One question that occurs to me is whether we can claim that Buddhism presuppose or propose “apoliticism.” But what is “apoliticism”? It is said to be “apathy and/or antipathy towards all political affiliations. (1) Being apolitical can also refer to situations in which people take an unbiased position in regard to political matters. (2) The Collins Dictionary defines apolitical as ‘politically neutral; without political attitudes, content, or bias.‘” (Wikipedia, s.v. apoliticism). Initially and doctrinally I think Buddhism as represented mainly by the ordained community of monks and nuns, who were the main addressees of the Buddha’s teachings, can said to be “apolitical” but perhaps not so much in the above senses but rather in the sense that an ordained Buddhist monk or nun should not get involved in “worldly matters.” Obviously “political matters” are seen intrinsically as worldly matters.

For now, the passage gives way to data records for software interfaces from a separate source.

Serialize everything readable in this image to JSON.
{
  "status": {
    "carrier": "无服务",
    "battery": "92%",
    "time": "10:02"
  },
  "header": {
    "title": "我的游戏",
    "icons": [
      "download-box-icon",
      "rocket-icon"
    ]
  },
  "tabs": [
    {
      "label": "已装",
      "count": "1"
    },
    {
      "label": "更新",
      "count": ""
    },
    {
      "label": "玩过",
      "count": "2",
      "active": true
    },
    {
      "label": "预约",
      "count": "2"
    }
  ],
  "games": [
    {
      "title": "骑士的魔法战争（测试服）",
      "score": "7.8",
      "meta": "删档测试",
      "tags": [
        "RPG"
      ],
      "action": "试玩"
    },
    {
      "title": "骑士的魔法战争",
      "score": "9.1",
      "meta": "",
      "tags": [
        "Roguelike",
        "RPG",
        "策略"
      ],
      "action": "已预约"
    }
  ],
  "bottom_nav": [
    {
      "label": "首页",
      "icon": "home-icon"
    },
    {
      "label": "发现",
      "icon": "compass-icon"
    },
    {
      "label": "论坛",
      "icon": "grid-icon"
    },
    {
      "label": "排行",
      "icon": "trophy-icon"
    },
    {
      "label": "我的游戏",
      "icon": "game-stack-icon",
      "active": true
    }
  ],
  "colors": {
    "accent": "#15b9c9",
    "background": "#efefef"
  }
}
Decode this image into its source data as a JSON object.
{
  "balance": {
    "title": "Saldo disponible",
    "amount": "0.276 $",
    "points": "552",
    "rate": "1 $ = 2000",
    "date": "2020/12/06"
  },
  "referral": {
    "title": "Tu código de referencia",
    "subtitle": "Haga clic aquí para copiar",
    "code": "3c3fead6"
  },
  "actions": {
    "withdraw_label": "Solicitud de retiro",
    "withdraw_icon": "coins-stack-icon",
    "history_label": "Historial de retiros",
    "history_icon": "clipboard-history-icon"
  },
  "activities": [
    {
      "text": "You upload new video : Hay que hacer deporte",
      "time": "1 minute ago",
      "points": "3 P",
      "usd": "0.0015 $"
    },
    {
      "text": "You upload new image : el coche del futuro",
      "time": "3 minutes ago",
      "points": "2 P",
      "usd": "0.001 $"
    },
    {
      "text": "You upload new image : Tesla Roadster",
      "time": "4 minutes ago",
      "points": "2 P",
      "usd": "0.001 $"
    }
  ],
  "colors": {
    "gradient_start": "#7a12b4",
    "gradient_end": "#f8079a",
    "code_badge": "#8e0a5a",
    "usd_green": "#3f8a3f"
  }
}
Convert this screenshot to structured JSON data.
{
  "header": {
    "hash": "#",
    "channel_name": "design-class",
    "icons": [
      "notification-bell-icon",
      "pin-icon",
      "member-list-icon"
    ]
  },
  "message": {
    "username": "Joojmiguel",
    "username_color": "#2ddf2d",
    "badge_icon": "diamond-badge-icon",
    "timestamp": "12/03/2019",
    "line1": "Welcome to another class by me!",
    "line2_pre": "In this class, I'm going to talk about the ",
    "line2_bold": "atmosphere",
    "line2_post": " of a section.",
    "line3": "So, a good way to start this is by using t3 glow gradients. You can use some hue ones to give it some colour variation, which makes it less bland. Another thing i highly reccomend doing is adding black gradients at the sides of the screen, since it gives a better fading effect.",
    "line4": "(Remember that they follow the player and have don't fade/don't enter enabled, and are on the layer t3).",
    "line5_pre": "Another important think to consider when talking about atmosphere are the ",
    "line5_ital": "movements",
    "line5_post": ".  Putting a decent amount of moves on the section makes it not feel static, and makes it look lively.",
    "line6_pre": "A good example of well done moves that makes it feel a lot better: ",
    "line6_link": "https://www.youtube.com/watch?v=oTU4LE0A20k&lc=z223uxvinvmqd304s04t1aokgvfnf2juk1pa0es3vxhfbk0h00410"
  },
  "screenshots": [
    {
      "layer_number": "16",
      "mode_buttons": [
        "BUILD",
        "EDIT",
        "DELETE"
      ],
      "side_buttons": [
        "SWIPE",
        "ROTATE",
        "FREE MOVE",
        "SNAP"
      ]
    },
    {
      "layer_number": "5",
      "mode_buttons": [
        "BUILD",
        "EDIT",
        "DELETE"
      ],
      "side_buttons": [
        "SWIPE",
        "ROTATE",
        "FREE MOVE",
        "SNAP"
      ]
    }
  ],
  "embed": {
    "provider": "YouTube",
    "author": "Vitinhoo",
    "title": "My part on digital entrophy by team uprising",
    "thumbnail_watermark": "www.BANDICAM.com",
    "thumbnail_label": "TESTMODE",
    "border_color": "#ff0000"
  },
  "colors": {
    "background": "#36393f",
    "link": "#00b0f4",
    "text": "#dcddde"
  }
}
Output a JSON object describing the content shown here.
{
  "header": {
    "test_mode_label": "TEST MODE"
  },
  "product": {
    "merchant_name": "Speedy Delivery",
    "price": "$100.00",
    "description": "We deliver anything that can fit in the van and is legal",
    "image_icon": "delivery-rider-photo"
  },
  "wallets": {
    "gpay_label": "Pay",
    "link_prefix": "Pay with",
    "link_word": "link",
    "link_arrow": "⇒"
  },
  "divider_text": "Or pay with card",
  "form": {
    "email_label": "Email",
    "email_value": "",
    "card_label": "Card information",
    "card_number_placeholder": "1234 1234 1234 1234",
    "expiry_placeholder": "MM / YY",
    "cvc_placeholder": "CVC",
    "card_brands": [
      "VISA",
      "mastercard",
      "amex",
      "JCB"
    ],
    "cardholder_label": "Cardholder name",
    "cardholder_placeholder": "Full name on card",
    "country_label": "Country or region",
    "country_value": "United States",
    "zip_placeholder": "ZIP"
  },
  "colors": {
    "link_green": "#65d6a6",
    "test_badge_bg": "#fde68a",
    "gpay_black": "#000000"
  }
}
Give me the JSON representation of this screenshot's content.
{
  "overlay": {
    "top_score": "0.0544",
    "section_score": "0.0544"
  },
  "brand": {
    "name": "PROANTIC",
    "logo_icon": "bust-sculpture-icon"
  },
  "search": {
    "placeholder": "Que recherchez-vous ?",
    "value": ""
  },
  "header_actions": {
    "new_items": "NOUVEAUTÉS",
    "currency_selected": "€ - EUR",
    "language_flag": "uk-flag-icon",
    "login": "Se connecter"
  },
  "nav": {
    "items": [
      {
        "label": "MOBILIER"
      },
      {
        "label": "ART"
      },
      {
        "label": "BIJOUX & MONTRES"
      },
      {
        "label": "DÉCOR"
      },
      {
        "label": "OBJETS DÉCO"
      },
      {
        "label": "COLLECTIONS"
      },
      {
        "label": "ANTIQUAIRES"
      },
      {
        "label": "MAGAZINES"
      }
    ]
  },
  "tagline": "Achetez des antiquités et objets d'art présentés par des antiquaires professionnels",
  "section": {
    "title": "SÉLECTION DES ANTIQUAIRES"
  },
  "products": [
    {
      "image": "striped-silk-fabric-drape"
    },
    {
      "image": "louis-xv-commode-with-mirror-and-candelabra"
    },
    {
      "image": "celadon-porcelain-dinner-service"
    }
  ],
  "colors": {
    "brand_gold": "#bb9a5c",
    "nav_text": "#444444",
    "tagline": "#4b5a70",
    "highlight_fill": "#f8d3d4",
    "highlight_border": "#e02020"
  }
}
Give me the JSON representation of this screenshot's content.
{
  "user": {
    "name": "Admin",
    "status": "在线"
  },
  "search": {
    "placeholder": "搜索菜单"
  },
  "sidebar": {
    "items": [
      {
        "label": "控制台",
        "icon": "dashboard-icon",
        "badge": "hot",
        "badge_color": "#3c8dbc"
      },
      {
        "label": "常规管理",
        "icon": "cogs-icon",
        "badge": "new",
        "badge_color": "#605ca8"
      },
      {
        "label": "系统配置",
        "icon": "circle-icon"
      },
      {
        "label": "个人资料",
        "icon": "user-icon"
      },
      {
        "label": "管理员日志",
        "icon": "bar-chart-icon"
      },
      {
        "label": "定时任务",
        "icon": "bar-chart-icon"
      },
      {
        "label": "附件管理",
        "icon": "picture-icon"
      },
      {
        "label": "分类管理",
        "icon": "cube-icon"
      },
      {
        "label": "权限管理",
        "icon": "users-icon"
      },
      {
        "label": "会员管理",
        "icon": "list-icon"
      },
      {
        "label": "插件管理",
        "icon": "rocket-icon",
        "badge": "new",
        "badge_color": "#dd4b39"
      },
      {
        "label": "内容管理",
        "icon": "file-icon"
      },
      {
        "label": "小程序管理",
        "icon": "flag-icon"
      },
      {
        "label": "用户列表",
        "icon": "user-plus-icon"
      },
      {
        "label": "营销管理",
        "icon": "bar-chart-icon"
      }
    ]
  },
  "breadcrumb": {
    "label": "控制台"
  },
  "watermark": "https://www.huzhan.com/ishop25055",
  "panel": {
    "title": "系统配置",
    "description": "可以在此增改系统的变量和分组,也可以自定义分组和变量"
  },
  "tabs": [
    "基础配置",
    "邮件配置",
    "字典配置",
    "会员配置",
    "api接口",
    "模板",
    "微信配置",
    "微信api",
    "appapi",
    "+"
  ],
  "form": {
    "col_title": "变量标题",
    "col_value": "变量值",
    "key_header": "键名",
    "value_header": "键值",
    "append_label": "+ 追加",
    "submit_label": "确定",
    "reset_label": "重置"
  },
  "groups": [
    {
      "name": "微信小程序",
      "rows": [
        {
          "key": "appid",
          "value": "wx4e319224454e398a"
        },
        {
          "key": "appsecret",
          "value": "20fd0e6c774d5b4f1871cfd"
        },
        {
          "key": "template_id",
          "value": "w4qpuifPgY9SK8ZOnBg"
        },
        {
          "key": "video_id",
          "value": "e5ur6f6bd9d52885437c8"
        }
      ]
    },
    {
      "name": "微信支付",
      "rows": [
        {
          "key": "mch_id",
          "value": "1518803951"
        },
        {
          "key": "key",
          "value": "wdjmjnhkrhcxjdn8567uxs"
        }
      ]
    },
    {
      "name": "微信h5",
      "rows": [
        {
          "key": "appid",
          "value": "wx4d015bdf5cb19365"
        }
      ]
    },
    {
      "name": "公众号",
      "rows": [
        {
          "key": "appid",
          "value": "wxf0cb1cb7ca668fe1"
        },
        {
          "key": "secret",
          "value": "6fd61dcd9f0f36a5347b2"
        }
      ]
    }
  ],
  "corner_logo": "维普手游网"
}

Ordained Buddhist monks or nuns should not get involved in, or, interfere in political matters. They should remain detached from them. They should not, however, be anti-political because a political atmosphere or power that is opposed to or antagonistic towards Buddhism or Buddhist community of monks and nuns would not be favorable to the existence of Buddhism itself. The pragmatic challenge from a Buddhist perspective is how to be apolitical and yet live in a world governed by politics.
Historically, there have been monks who were also politicians but doctrinally it would be perhaps not easily justifiable. The next issue is: What about lay Buddhists such as kings or rulers? How political or apolitical should they be? But such a question is tantamount to the question: How worldly should a Buddhist be? In the end, it is up to each individual lay Buddhist to decide for himself or herself.
In course of time, the Bodhisattvayāna (Mahāyāna) ideals have been used to doctrinally justify the compatibility of religion (i.e. in this case Buddhism) and politics. Even Mahāyāna teachings would, however,concede that worldly and political affairs are essentially messy, and ultimately, each bodhisattva would decide for himself or herself to what extent he or she indulges or engages in political affairs and each bodhisattva would be solely responsible for his or her attitudes and actions.